Sean Moffitt (2015) describes 3 ways to feed and motivate communities in order to crowd source information’s creation:
Extrinsic motivation refers to recognition and reputation. Leader board has shown persistent success in motivating users to contribute in the content creation (Forbes, 2012).
Explicit motivation is an effective but expensive way to engage members by offering discount, perks and gift card (Michael Silverman, 2012)
Feeding your community with tailored content, extrinsic and explicit motivation will allow communities to crowd-sourcing their content’s creation.
Retain traffic: Weeding
Crowd-sourcing content’s creation enables communities to aggregate a huge amount of information. However, communities’ organiser would need to weed and categorise all this information to sustain the quality of the content over time. Therefore, communities have to set up strict and clear policies and investing in an efficient moderation system (Business insider, 2010) in order to keep a high standard information and interaction.

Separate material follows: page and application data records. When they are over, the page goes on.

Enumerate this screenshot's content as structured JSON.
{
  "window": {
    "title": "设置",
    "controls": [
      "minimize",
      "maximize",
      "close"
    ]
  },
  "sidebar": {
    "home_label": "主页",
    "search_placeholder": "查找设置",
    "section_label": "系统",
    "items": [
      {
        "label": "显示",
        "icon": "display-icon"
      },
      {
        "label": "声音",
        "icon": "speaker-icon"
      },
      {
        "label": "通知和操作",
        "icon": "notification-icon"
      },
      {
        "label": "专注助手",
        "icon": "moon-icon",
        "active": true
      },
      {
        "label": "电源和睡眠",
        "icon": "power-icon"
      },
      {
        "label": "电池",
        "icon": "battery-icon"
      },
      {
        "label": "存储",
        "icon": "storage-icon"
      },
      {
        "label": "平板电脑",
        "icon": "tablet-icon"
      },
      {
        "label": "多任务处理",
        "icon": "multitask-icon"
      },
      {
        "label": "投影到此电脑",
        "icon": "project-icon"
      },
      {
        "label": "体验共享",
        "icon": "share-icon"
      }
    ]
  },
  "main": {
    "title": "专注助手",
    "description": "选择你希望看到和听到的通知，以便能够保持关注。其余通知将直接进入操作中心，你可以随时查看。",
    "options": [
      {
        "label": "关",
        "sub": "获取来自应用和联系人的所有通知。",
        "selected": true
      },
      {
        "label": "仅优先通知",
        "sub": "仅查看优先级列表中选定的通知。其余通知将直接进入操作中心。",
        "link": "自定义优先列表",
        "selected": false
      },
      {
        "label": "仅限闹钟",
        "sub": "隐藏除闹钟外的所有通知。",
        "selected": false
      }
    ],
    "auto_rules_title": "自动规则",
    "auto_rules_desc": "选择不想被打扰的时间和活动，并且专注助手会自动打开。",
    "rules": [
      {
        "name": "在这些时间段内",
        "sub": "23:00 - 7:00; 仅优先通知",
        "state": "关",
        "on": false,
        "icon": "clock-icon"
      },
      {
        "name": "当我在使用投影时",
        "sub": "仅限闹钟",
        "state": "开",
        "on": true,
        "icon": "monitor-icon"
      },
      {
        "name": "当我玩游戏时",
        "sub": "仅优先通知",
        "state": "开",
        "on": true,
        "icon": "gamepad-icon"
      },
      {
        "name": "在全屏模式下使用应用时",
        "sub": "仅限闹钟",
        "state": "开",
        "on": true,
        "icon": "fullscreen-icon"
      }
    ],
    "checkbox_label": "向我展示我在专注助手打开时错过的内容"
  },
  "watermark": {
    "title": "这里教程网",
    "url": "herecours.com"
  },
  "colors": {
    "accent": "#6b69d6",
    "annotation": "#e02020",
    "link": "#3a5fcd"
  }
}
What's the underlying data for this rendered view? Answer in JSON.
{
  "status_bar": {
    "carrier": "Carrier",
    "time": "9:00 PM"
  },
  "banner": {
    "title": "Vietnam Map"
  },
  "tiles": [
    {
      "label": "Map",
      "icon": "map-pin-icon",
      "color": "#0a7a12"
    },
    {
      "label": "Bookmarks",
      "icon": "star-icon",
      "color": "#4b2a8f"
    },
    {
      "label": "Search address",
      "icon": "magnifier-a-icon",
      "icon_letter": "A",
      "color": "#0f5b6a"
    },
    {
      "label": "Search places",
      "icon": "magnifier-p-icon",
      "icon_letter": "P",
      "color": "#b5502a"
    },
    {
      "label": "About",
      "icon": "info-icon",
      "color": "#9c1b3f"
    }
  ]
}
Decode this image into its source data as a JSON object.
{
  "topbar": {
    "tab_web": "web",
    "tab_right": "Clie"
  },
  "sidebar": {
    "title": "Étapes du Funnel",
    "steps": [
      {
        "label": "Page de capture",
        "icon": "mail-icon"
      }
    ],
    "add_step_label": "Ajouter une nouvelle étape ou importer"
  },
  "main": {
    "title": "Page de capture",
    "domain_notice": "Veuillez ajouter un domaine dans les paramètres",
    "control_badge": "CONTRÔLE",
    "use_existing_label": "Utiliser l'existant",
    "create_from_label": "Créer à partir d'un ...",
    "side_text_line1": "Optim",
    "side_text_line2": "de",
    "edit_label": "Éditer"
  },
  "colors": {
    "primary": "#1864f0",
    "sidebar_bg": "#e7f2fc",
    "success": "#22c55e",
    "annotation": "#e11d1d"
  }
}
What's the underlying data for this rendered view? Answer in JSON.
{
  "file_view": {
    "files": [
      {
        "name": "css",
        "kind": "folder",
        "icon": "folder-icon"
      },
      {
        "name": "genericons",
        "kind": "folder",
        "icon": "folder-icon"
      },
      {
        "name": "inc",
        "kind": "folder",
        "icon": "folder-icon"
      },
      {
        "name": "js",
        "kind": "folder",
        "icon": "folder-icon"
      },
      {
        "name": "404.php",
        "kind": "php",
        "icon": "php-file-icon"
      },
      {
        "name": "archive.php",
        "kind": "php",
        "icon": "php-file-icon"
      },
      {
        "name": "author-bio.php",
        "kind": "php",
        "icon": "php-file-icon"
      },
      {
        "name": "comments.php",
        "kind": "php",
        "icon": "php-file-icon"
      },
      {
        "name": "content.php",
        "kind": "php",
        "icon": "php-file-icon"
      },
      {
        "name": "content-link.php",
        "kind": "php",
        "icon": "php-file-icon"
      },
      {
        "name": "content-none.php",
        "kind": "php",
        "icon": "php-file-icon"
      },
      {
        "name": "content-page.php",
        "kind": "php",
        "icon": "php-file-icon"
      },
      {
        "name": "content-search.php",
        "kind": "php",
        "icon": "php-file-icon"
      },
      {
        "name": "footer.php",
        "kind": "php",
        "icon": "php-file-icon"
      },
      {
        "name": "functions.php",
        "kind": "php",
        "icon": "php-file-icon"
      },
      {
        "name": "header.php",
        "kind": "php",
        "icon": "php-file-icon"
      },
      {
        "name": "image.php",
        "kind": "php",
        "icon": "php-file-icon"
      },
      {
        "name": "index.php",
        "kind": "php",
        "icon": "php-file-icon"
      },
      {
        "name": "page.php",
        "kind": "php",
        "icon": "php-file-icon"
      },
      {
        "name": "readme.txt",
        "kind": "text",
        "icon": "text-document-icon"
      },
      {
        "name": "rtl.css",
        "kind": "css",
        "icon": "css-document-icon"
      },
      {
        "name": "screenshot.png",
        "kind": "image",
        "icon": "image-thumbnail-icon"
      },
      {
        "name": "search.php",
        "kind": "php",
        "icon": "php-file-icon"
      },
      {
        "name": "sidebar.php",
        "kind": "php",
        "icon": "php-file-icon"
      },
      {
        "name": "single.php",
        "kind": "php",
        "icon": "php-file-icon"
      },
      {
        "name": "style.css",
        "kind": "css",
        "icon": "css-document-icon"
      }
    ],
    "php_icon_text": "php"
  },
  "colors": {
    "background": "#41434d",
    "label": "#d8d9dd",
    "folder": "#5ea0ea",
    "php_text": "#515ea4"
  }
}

If successfully seeded, fed and weeded, your community will enjoy the economic return of a self-perpetuated organisation by creating the content attractiveness loop (Forbes, 2015)
Crowd sourcing, “the next 100-billion-dollar company”
No one can deny the power of content loop expressed above. Companies that will successfully nurture this loop by seeding, feeding and weeding, will be rewarded by unrivalled customers’ loyalty and compelling economic return. According to Eric Schmidt, the former CEO of GOOGLE from 2001 to 2011, the next 100-billion-dollars companies will be a website or community, which will be able to crowd source knowledge in order to have the most accurate information in a particular field.
So, start to seed, feed and weed your community today and hopefully you will be the next big player in your sector.
Funder of Windbuddy
Clark Quinn (2009) Leanlets “seed, feed & weed” http://blog.learnlets.com/2009/09/seed-feed-weed/
Forbes (2015) 11 Tips For Growing An Active And Engaged Online Community
Forbes (2010) The New Power of Consumers to Influence Brandshttp://www.forbes.com/sites/simonmainwaring/2011/09/07/the-new-power-of-consumers-to-influence-brands/#3b78a076a29e
Grassroot Solution (2011) The Engagement Pyramid Building Meaningful Relationships From The Ground Up! http://www.minnesotanonprofits.org/events-training/annual-conference-handouts/Engagement_Pyramid.pdf
Hagel, J and Armstrong, A. (1997) Net Gain. Boston Havard Business School Press
Hagel, J. (2010) Washington post John Haggel 3 : Cultivating open innovation: Seeding, feeding and weeding
Jenna McWillians (2009) five tips for seeding and feeding your educational community http://remediatingassessment.blogspot.co.uk/2009/07/five-tips-for-seeding-and-feeding-your.html
Mark Sylvester (2013) 20 Tips To Make Your Online Community More Engaging http://intronetworks.com/20-tips-to-make-your-online-community-more-engaging/
Member revolution (2014) The Member engagement Pyramid: How to grow your online community https://www.memberevolution.com/member-engagement-pyramid-how-grow-your-online-community
Michael Wilson (2009) Best Practices for Building Successful Online Communities
Michael Silvermen (2012) capturing community: how to build, manage and market your online community
Pascal-Emmanuel Gobry, (2011) business insider, http://www.businessinsider.com/network-effects-2011-5?IR=T
Sean Moffitt (2014) wikibrands